## Assigned task
Once the lines below holding the string "label" are counted, give that number alone.

## Provided records

<<<<

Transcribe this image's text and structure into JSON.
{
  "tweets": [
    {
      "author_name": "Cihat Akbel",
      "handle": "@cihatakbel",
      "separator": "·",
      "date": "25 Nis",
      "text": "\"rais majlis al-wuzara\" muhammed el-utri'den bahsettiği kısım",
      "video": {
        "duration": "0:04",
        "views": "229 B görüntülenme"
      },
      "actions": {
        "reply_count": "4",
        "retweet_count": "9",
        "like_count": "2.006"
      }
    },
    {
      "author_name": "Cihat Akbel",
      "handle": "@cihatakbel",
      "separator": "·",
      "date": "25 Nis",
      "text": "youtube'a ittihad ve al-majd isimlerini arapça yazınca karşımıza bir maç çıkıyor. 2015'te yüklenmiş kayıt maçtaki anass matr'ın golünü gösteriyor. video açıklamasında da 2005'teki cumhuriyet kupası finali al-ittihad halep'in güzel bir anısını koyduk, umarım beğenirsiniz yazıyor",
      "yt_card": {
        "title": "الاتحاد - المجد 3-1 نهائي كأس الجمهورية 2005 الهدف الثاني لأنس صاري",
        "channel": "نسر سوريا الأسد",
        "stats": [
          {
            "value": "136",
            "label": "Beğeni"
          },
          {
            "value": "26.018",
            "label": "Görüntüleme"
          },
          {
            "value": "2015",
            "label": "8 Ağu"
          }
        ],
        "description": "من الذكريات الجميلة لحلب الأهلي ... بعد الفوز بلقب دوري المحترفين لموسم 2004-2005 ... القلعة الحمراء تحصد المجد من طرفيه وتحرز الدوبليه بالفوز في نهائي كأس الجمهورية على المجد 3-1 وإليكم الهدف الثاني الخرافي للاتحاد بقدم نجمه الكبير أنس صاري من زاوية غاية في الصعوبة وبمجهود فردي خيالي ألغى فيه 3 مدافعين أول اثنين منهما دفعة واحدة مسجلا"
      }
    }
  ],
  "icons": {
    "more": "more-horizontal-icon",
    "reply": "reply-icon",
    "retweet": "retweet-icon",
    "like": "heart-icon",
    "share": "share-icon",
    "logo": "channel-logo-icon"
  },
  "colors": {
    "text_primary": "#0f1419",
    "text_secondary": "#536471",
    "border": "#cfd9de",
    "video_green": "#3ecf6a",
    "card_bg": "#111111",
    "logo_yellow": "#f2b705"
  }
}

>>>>

## Answer below
3